Attenuated silhouettes on the runway, coupled with a growing interest in more-body-conscious clothing, are still causing a slim-down across the market. This varies in degree. On the extreme side are John Varvatos Star USA’s new Soho fit and Theory’s updated model that features double besom pockets, a skinnier lapel and a stronger shoulder. Even mid-tier brands, like Kenneth Cole, are investing in the modern look. “This [suit] does not fit everybody,” says Rodney Rosal, vice-president of merchandising for Lanier Clothes, which produced the new model. “We’re approaching a smaller percentage of the market, but we think this is what they want.”

Even companies with more-traditional brands are hacking away at their patterns, including Neema, Oxxford Clothes and JA Apparel. The changes may be modest, a quarter-inch here and there, but the alterations have added up. Even the model at Tom James, which markets clothing to businessmen, has lost half an inch in the lapel and two inches in the shoulder over the last four years.

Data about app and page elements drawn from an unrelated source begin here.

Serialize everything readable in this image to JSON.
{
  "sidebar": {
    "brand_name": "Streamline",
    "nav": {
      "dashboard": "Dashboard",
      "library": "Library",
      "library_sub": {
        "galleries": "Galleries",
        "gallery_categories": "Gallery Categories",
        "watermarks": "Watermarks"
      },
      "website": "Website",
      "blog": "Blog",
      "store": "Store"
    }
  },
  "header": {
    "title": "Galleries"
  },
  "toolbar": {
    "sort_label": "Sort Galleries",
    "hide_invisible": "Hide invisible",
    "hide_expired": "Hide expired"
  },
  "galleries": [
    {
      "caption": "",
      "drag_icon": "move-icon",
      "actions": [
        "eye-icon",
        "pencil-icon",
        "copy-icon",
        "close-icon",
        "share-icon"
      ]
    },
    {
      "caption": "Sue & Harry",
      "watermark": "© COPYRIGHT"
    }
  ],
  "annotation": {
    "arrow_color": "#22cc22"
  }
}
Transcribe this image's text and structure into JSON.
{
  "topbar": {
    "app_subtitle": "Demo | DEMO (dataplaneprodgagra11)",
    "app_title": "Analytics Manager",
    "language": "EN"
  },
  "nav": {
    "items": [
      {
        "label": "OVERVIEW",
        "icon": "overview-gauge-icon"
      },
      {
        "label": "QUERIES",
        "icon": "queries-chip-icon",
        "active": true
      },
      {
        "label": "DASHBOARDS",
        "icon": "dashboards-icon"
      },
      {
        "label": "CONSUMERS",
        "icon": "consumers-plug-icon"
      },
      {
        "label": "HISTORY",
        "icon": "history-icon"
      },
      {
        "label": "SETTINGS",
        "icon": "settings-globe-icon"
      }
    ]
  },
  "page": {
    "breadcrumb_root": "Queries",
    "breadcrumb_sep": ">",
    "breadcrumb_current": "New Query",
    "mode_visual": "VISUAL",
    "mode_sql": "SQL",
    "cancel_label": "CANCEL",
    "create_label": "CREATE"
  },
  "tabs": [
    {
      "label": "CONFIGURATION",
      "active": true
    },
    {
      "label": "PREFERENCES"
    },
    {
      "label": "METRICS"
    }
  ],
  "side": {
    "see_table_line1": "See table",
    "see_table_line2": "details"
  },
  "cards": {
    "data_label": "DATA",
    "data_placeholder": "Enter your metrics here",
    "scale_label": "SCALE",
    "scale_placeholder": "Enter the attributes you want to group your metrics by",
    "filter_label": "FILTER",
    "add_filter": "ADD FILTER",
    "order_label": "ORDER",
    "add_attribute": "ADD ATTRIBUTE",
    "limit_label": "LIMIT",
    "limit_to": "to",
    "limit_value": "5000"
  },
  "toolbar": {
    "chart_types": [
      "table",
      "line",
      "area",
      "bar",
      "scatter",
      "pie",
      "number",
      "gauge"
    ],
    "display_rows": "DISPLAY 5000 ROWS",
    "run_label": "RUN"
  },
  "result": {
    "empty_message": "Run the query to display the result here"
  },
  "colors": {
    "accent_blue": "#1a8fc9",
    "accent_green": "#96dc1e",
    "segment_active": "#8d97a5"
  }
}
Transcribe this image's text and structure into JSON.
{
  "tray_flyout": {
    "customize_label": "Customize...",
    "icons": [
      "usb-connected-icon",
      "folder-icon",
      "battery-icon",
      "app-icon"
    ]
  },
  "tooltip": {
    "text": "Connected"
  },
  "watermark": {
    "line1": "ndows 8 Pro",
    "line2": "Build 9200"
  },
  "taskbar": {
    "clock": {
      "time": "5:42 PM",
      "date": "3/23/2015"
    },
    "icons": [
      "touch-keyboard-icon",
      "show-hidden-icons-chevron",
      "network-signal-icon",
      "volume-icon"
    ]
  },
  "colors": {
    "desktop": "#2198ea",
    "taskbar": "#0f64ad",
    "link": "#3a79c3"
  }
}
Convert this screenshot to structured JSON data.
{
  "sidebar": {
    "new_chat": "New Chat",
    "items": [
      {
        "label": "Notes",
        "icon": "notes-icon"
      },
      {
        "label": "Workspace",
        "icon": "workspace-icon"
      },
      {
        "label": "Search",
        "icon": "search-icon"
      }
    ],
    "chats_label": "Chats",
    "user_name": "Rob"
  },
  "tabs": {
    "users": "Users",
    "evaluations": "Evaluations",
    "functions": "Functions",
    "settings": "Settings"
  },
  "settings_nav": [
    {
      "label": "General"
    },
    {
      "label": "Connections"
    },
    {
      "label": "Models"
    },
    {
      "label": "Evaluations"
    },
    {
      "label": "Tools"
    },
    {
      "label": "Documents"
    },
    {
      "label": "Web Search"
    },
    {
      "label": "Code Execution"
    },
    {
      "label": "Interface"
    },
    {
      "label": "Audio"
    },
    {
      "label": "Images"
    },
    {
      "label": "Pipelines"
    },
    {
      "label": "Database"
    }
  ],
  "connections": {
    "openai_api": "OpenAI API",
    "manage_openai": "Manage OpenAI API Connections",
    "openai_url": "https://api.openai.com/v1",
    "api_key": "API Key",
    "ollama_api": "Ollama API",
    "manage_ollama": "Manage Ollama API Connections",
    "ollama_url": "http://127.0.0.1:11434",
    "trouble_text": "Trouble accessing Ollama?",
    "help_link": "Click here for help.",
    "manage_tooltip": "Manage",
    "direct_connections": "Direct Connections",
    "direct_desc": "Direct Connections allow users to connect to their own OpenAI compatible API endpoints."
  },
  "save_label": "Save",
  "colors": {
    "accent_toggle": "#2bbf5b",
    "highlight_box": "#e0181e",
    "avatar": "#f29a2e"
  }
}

In short, the mainstream is cozying up to modernism, and not just in fit. Other brands are introducing technical fabrics (at least in appearance). Bagir’s sleek suits are machine-washable, and stain-resistant. Ben Sherman is introducing stretchy, chintz fabrics to the line, in addition to employing unexpected techniques, like embossing. On the technique front, few are more inventive than Alexander Julian, who is printing photographs to create trompe l’oeil tweed.

While the clothing business has grown modestly in the last year, vendors are generally upbeat about the category. “That’s the exciting part of the male consumer today,” says John Fowler at Joseph Abboud. “Guys are expressing interest in tailored clothing again at every level.” Most encouragingly, clothing has been liberated from the associations that made it elitist, corporate and fusty. The good news in a market accustomed in recent times to disappointment is that jackets may no longer be required, but increasingly men are opting to wear them.